The liver is a vital organ present in vertebrates; it has an extensive range of functions, including detoxification, protein synthesis, and production of biochemical necessary for digestion. The liver is essential and necessary for survival; there is currently no way to compensate for the absence of liver function.
This organ plays a major role in metabolism and has a number of functions in the body, including glycogen storage, decomposition of red blood cells, plasma protein synthesis, hormone production, and detoxification. It lies below the diaphragm in the thoracic area and region of the abdomen.
It fabricates and produces bile, an alkaline compound which aids in digestion, via the emulsification of lipids. It also performs and regulates a wide variety of high-volume biochemical reactions requiring highly specialized tissues, including the synthesis and breakdown of small and complex molecules, many of which are necessary for normal vital functions.
The liver is the largest glandular organ. It is reddish brown organ and part with four lobes of unequal size and shape. The liver is on the right side of the abdominal cavity just below the diaphragm and is connected to two large blood vessels, one called the hepatic artery and one called the portal vein.
The hepatic artery carries blood from the aorta whereas the portal vein carries blood containing digested food from the small intestine. These blood vessels subdivide into capillary which then lead and guide to a lobule. Each lobule is made up of hundred and thousands of hepatic cells which are the essential and basic metabolic cells.
Maintain a healthy liver: It is important to maintain a healthy liver, because serious complications can arise if you develop problems. Certain problems with the liver cannot be prevented, such as those that are caused by inheritance. However, you can take action to prevent other types of liver problems. It is crucial to your long term health to learn to recognize symptoms of liver problems and how to avoid them.
Generally the whole lot and everything you eat, drink, and breathe eventually passes through your body and reaches your liver, even things that are absorbed into your skin. The liver is responsible for controlling your metabolism; this is the process in which your liver breaks down nutrients into energy. The energy is then distributed and delivered to the rest of your body through the bloodstream. It is also the function of the liver to break down toxins into byproducts that are eliminated from the body.
Factors that affect liver: Alcohol abuse affects our health and our body in a variety of ways. Several keys organs and internal functions can be irreparably damaged because of heavy drinking over an extended period of time. Chief among those areas at risk is the liver – one of our body’s most crucial organs. Once the liver is damaged by alcohol, a number of serious health problems can ensue – many of which eventually lead to death. It is vital and important that young people be made aware of the risks to their liver than originate from alcohol abuse.
What happens if the liver fails because of excessive alcohol consumption? The results can be fatal. The liver is a crucial part of our how our body functions. It is responsible for so many vital operations that we cannot live without it. The liver is: •The largest organ in the human body •Responsible for most of the blood flow between the intestinal tract to the heart •The storage area for glycogen – the body’s breakdown of sugar which is used to generate energy •Responsible for breaking down toxins that occur with the body's metabolism.

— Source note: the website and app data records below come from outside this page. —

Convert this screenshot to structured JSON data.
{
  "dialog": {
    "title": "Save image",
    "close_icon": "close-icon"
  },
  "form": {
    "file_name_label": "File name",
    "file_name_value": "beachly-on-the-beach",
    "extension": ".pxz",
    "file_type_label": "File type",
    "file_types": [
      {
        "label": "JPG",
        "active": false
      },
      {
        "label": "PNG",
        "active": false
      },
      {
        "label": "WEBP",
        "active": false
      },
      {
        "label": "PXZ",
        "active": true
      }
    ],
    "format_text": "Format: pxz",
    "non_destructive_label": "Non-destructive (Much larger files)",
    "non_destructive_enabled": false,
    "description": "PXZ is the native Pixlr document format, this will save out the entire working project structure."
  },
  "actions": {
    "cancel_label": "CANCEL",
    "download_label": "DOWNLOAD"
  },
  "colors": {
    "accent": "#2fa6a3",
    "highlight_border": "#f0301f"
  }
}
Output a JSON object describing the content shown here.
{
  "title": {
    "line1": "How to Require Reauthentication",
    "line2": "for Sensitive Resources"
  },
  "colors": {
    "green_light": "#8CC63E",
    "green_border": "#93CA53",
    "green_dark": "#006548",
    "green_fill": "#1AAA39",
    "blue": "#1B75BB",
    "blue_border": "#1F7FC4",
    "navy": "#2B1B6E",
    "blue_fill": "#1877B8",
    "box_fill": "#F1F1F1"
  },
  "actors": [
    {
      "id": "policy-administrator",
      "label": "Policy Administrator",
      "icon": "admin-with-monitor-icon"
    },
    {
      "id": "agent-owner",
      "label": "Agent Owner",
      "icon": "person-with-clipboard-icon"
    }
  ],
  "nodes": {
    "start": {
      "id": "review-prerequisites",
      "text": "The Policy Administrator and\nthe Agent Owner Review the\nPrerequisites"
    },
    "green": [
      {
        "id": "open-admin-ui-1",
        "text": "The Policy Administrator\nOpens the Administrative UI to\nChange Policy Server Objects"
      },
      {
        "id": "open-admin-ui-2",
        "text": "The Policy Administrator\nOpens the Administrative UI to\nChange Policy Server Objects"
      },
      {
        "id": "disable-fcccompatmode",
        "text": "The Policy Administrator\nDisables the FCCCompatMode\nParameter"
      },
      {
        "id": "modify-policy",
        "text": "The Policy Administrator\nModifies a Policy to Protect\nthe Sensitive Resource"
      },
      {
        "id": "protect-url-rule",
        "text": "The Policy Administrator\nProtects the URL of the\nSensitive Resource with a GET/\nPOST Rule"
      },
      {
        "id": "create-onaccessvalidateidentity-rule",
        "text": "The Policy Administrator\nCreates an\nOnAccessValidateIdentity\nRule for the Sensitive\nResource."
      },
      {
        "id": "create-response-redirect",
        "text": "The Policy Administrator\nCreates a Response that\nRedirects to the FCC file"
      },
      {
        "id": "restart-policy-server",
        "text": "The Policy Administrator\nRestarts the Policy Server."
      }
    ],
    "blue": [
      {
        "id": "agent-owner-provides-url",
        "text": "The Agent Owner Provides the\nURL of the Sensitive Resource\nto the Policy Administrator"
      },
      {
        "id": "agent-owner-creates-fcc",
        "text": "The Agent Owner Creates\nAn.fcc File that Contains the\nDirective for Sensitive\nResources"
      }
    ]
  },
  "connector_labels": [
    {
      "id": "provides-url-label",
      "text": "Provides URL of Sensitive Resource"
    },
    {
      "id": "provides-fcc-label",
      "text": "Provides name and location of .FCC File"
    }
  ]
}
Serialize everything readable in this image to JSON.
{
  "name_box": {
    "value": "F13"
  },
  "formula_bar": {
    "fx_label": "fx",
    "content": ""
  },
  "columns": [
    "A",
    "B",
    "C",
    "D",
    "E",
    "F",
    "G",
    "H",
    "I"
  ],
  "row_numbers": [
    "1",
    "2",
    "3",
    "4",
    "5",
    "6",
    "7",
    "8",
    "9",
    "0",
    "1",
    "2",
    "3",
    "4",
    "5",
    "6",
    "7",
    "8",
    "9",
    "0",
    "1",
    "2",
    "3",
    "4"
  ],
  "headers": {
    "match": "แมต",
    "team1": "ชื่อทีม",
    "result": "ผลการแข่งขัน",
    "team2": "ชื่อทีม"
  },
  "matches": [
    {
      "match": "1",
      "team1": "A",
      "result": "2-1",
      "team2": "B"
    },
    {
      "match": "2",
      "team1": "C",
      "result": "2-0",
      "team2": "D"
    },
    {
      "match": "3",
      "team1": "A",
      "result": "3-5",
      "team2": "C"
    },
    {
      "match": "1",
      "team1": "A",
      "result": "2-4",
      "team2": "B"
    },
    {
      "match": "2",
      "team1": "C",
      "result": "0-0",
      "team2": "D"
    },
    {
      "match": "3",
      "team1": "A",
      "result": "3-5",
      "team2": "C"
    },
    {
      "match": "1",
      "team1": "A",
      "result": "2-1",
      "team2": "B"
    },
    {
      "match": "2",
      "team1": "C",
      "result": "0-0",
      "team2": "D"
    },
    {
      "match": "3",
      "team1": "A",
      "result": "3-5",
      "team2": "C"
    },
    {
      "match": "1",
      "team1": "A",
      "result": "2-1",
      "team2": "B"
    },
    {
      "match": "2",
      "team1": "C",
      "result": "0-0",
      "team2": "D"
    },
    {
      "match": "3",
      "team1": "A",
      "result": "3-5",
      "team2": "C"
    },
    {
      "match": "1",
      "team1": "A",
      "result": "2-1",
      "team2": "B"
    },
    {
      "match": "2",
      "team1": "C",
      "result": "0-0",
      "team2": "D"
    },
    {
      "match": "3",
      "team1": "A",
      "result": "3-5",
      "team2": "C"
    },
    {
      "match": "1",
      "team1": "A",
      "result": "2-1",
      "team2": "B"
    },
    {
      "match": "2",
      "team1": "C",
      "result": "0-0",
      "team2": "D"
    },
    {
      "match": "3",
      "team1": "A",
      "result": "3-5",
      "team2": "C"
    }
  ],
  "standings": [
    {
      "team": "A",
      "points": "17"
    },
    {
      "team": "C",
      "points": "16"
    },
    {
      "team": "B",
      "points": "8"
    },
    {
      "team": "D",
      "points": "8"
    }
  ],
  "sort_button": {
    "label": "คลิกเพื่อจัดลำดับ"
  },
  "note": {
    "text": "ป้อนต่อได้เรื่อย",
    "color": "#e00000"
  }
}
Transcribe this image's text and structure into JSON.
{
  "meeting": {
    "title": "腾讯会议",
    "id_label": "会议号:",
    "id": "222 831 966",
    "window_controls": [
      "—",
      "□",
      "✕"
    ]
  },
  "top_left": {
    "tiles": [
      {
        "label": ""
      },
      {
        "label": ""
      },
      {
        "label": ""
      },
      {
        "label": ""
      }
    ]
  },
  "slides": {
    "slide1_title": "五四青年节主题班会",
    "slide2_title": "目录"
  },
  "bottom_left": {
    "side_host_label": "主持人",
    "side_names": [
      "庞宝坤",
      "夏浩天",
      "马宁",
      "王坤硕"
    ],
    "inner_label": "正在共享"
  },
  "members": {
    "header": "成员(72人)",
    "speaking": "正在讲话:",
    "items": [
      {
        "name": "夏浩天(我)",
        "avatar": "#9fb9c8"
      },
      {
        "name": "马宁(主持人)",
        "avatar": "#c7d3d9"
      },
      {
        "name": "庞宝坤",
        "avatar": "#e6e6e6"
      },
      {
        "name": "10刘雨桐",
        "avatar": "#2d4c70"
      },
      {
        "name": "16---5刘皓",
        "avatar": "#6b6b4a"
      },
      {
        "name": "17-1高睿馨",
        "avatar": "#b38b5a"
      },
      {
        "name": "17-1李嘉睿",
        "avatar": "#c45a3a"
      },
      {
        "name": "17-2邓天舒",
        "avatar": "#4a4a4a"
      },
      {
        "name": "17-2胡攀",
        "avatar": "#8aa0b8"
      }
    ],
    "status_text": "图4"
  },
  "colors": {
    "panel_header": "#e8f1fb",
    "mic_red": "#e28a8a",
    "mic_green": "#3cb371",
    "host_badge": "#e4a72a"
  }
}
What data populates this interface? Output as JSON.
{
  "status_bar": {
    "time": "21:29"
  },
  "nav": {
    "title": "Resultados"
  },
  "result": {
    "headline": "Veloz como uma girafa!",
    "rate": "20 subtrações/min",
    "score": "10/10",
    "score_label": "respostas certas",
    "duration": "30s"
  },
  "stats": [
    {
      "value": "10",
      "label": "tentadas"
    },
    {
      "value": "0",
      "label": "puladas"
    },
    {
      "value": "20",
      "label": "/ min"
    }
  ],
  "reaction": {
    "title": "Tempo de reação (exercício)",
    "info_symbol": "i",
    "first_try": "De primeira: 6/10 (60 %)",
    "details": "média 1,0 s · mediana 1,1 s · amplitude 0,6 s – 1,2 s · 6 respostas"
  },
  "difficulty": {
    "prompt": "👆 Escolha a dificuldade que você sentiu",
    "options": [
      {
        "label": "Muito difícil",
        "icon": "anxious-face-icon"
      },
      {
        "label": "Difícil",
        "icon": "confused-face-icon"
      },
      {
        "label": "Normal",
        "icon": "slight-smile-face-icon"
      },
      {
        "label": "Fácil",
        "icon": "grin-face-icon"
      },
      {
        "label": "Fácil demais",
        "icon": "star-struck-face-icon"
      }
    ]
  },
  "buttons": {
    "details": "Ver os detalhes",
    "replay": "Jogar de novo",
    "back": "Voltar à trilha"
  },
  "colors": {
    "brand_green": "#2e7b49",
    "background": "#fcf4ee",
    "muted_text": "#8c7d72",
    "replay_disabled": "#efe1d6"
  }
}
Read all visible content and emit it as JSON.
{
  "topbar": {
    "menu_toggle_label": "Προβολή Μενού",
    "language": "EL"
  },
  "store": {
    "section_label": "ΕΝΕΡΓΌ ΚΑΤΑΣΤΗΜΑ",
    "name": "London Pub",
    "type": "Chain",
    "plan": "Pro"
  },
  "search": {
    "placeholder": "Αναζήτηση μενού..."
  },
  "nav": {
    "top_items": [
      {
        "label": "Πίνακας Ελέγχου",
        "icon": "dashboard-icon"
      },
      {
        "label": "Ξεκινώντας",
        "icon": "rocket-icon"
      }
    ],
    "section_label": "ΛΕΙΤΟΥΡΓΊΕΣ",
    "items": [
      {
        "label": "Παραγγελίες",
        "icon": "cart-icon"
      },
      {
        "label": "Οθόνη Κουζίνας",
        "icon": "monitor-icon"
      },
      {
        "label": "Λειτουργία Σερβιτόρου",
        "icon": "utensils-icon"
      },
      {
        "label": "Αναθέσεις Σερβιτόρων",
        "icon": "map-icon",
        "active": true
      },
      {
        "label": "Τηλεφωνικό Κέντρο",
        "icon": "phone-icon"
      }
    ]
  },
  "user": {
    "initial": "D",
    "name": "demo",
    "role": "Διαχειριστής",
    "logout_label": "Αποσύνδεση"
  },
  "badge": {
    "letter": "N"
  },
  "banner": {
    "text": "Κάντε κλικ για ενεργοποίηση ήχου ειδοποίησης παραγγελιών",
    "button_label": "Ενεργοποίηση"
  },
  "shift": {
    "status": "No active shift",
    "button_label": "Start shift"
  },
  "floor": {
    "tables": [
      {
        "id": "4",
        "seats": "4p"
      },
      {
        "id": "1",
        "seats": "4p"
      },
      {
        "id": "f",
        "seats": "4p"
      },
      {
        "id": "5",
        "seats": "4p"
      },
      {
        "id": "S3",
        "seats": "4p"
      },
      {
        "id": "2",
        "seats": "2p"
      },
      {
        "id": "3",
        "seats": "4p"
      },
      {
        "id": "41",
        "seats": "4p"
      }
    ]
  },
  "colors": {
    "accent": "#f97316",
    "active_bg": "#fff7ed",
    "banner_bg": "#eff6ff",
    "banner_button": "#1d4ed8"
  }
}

One of the most prominent warning signs of cirrhosis of the liver is jaundice. Jaundice is characterized by a yellowing of the skin and whites of the eyes.
Not only grown-up and older people are candidates for cirrhosis of the liver. Young men just out of their teens (who have already been drinking for years) have practiced and experienced liver failure brought on by cirrhosis of the liver.
Login to add comments on this post.